One really valuable type of CSR is where employees are allowed a certain number of volunteer hours or days a year. That allows your volunteer football coach to take a day off in the summer to coach at a charity summer school, a scout leader to take an afternoon away so he can pack the van and drive the kids to camp, or a trustee to attend training or a board meeting. This allows our staff to be involved in meaningful, targeted and consistent giving, building deep, sustained relationships through dedicated service. This might give less opportunity for the hilarity and team-building shenanigans of the typical group CSR, but, wisely applied, can bring a sense of respect, appreciation and flexibility. This can bring a sense of well-being, contentment and community-mindedness among our staff that promotes well-being and is an asset to our community and to our business.

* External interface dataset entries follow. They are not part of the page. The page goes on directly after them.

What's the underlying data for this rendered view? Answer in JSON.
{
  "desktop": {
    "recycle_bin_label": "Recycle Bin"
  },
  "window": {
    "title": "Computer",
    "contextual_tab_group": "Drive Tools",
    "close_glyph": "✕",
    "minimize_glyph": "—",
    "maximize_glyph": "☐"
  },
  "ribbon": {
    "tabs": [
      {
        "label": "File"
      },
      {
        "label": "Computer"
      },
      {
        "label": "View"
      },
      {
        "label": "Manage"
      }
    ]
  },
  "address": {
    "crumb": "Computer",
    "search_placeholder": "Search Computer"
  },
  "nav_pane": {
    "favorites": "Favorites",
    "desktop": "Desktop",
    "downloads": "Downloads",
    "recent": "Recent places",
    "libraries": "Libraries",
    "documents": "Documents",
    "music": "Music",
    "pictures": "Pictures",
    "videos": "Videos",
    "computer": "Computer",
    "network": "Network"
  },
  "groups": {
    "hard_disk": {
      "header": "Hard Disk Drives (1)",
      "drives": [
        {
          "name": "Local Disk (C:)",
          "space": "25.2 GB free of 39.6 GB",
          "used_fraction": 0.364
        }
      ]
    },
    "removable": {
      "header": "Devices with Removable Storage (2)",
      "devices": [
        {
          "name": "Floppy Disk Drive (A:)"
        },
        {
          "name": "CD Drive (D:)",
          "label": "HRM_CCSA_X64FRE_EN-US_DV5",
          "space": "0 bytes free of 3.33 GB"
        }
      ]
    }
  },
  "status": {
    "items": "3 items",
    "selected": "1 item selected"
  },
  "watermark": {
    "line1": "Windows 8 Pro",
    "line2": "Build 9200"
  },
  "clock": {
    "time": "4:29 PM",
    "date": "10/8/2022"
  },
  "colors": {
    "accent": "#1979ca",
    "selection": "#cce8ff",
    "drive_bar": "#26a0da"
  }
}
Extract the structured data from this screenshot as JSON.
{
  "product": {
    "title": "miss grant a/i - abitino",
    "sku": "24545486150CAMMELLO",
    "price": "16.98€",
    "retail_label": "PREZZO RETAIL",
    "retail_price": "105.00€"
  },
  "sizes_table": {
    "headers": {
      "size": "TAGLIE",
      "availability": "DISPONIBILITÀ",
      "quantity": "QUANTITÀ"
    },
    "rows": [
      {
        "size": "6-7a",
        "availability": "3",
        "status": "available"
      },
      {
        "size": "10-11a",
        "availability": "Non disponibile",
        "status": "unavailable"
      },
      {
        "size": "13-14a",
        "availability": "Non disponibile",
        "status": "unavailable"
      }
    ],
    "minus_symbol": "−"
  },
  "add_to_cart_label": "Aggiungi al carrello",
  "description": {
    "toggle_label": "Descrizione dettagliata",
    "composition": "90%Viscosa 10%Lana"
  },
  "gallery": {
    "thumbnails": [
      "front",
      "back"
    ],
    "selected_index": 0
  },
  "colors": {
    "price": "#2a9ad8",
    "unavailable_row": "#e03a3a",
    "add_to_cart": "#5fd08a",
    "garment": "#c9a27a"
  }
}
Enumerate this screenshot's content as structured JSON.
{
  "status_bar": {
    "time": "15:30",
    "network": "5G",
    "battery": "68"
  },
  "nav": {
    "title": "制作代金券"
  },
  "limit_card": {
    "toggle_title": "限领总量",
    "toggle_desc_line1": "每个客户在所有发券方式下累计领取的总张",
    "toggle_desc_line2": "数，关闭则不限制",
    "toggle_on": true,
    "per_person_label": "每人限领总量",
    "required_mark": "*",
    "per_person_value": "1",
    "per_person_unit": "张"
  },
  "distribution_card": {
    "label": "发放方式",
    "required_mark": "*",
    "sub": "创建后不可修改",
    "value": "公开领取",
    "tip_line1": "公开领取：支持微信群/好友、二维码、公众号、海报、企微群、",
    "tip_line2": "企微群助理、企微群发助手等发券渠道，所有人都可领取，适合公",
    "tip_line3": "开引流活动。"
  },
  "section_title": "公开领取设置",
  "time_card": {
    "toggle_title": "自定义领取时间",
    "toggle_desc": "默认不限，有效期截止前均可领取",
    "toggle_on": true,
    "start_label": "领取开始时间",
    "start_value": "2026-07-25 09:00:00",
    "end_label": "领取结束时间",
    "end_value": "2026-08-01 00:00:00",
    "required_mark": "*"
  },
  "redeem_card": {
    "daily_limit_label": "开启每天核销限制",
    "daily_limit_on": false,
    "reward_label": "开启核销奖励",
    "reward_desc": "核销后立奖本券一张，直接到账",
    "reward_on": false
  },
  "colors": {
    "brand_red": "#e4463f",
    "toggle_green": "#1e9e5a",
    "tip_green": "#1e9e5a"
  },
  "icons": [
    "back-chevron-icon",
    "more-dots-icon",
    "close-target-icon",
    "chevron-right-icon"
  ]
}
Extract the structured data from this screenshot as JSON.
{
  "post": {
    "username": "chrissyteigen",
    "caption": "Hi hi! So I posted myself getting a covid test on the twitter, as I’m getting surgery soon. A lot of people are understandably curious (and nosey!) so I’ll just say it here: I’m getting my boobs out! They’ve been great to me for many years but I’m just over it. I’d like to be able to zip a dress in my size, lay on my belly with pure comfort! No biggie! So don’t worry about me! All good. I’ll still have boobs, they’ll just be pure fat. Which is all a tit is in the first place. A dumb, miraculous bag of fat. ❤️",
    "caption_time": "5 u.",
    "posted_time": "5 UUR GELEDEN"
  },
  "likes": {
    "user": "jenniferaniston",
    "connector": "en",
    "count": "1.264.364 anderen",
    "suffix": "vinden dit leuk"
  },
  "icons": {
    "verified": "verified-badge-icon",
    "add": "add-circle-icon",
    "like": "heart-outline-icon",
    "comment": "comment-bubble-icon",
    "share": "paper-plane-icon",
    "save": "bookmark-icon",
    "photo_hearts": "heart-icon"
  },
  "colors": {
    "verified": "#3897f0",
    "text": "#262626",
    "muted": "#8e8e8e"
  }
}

5. Become a trustee

Becoming a trustee of a charity should be a rewarding and enjoyable experience, giving you the opportunity to be involved in a community, or cause, which matters to you. It allows you to gain new experiences, training, development and skills, helping you to build on your professional experience. Becoming a trustee gives you opportunities to meet a diverse range of people, and work alongside others from all walks of life and it allows you to put your skills and interests to good use, and to make a real difference in your community.

Trustee vacancies nationwide can be found at http://trusteesweek.org/find/

6. Donate your products or services for prizes

Weekend breaks, meals out and jewellery are all prizes that would be quickly snapped up by most charities, in order to raise money in a raffle, auction or competition. Maybe your product or service is a little less glamorous. But there’s still a market for it somewhere! We know solicitors who have offered will-writing as a prize or support to complete a Lasting Power of Attorney application.

7. Attend events

There are a myriad of ways in which we can spend our free time. Keep your eyes open and you’ll find out about a whole range of events local to you- from gala dinners to obstacles runs, bungee jumps and pamper day, there really is something for everyone. Getting involved isn’t just fun for us- building our connections in the community, widening our experiences and broadening our awareness- it’s also great for the charity. It helps increase awareness, promotes their name and activities, raises money and encourages their team.

8. Promote events

Just because it’s not practical or possible for us to attend an event doesn’t mean we can’t offer a helping hand to promote it. Pressing ‘share’ on social media takes a second- and yet can increase the audience reach by hundreds. Inviting people, disseminating through our mailing list or writing a blog take a little bit more time, but can have a really stirring input.

9. Raise awareness

Getting conversations started, be it online or in real life, has a huge impact for charities. Keeping charity names or campaigns in our conversations keeps them in our minds. They help build trust, increase credibility and start the long journey of garnering life-long supporters and instigating change.

Random Acts of Kindness are great…but where we can make the most impact and build the strongest communities, is by consistent, proactive, responsive service and support. If there’s a particular charity that’s close to your heart, why not get in touch to volunteer your services or to find out what needs you may be able to meet. The Cranfield Trust match volunteers with business skills with Not-For-Profits who need support and directories like Charity Choice provide an online service that can help you find charities, filtered by objectives and region.

Charities welcome our financial donations, which help fund them and drive them forward. But, in addition to the financial contributions that we can afford, we have a whole lot more that we can offer, that is of great worth to the communities and causes that matter to us.

Who can you support today?

You can find out more about Talbot Jones Risk Solutions via their website and social media channels below:

Facebook           Twitter           LinkedIn